### Problem
Search the records below for the string "Name" and copy each line where it turns up.

### Source material

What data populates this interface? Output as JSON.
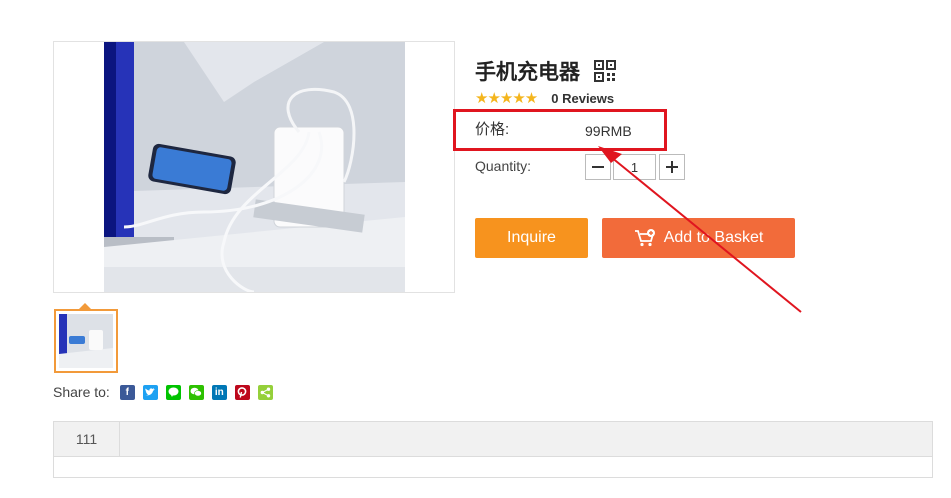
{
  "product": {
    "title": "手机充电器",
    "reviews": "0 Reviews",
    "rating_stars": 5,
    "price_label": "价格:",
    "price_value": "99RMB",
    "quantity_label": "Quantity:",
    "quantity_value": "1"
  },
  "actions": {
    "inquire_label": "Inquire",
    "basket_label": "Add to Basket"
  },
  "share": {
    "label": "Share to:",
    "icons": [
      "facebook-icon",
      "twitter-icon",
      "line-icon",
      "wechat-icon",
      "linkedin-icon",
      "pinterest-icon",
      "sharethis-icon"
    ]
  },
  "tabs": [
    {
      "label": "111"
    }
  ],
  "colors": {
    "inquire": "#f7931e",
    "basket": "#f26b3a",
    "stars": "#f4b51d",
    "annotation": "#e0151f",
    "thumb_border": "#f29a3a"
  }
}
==
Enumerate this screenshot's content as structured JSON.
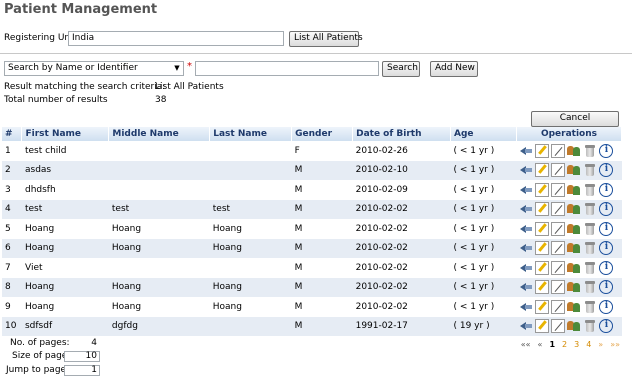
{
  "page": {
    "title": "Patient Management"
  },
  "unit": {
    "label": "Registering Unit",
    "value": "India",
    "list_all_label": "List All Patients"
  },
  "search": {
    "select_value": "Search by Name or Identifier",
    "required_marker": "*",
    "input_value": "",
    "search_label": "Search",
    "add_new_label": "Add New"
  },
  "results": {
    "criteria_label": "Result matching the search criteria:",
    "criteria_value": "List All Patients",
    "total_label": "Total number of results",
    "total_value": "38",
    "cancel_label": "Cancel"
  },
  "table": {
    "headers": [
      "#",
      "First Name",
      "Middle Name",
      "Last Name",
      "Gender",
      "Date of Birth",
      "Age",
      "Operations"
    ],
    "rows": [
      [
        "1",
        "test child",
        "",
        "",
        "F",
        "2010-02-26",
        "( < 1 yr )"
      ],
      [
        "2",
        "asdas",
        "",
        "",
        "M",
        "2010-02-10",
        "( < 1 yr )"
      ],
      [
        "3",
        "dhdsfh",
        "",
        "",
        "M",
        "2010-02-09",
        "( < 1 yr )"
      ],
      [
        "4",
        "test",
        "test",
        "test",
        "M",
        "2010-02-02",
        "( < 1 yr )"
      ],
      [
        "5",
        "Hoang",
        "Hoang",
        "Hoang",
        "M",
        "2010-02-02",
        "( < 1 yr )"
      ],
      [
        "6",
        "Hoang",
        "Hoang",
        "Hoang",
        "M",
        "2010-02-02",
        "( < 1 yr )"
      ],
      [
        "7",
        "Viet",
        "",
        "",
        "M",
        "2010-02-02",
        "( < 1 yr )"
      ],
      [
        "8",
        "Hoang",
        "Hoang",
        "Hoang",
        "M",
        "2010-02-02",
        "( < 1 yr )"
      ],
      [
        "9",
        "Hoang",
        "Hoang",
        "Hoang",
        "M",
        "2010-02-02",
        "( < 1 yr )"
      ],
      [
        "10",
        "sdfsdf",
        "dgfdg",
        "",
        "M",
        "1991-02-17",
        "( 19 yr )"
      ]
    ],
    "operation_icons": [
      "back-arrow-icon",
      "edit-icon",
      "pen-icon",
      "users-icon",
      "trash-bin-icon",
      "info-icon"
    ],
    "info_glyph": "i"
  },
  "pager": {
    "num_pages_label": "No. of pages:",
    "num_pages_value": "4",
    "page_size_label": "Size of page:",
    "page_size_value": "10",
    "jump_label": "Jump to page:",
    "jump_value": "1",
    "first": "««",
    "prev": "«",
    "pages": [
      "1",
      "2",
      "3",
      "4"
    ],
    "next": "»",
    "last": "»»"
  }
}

### Task result
    "select_value": "Search by Name or Identifier",
      "First Name",
      "Middle Name",
      "Last Name",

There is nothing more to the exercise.